I finally finished Lean In by Sheryl Sandberg this week. It’s a pretty good read, and she makes some good points. It gets bogged down a bit in the middle when she goes on and on about women being mothers and top employees at the same time. That part didn’t really resonate with me. Tons of women (my mother included) just do what they do without all that self-driven anxiety – they do what they have to do. No complaining. No meta-analyzing. No nonsense. So I’m not particularly convinced in sympathizing with women who do stuff like that. Just do what you gotta do.
I also think there’s too much focus on women’s highest aspiration as being solely the “C-suite.” What is so great about the c-suite? Besides the money and the freedom to make decisions, I don’t see how it’s different from any other job. Money isn’t everything. And people always have the freedom to make decisions – although they may not always feel empowered, or have the boldness, to do so. Where is the conversation about women and enlightenment? Following a higher calling? Something less frivolous than the corner office. Something that changes the world. Something that no one can criticize for being anything less than good.

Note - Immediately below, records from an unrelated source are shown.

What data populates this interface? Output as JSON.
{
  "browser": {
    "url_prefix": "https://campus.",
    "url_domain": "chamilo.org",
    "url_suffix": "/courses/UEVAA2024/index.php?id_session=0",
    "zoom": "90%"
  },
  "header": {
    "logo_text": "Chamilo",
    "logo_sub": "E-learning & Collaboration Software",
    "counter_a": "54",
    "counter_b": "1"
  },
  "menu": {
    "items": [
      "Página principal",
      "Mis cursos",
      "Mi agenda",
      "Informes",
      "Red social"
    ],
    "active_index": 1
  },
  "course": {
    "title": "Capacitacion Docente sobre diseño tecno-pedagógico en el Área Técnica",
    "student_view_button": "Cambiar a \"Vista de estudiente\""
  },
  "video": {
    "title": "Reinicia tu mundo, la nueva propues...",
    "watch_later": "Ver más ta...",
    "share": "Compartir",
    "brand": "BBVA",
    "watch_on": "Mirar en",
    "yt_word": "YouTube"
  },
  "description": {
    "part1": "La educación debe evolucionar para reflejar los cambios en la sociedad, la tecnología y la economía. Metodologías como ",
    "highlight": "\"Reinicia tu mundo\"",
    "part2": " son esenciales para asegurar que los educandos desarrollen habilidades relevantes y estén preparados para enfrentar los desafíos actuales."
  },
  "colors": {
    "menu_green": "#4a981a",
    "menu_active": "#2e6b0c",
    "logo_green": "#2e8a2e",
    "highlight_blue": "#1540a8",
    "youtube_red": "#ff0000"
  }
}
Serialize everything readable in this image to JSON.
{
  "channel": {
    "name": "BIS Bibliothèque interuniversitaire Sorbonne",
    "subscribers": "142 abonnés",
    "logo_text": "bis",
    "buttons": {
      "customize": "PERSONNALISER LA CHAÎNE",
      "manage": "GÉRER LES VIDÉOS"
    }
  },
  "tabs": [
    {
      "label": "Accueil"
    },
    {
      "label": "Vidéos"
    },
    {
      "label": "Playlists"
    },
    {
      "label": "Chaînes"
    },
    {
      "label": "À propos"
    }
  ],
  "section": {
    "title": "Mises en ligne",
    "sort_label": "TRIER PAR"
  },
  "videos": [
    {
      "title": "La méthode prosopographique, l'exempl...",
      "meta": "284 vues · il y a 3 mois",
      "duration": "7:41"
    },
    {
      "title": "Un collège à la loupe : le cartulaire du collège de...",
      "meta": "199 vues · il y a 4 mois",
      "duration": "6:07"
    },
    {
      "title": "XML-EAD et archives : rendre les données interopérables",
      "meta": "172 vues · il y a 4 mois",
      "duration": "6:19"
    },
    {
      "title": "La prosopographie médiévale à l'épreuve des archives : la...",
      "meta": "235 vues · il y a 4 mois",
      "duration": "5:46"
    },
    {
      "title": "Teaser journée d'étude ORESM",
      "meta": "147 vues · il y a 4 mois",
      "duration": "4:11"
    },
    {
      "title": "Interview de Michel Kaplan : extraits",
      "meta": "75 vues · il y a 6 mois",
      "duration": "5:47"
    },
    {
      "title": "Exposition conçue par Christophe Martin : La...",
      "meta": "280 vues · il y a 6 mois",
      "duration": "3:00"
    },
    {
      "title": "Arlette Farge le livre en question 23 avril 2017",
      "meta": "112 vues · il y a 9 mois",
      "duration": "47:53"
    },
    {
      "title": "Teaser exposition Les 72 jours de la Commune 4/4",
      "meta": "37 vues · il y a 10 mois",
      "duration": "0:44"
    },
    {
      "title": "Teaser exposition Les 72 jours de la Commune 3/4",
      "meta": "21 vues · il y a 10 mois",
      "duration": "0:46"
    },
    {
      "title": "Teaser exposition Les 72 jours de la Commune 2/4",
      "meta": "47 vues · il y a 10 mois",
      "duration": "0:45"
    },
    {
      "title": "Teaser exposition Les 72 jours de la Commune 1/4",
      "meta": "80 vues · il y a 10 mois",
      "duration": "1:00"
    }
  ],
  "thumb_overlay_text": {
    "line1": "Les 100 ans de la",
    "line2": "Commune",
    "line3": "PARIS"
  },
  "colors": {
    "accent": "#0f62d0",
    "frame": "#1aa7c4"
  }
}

Nevertheless, still a good book just because it started a national conversation on this topic. Sandberg is correct about pulling both men and women to really think about what having equality in workplaces and home-spaces look like. I for one, have already ingrained her advice about choosing a partner who is really a partner. It really will take one special man to convince me to have kids of my own.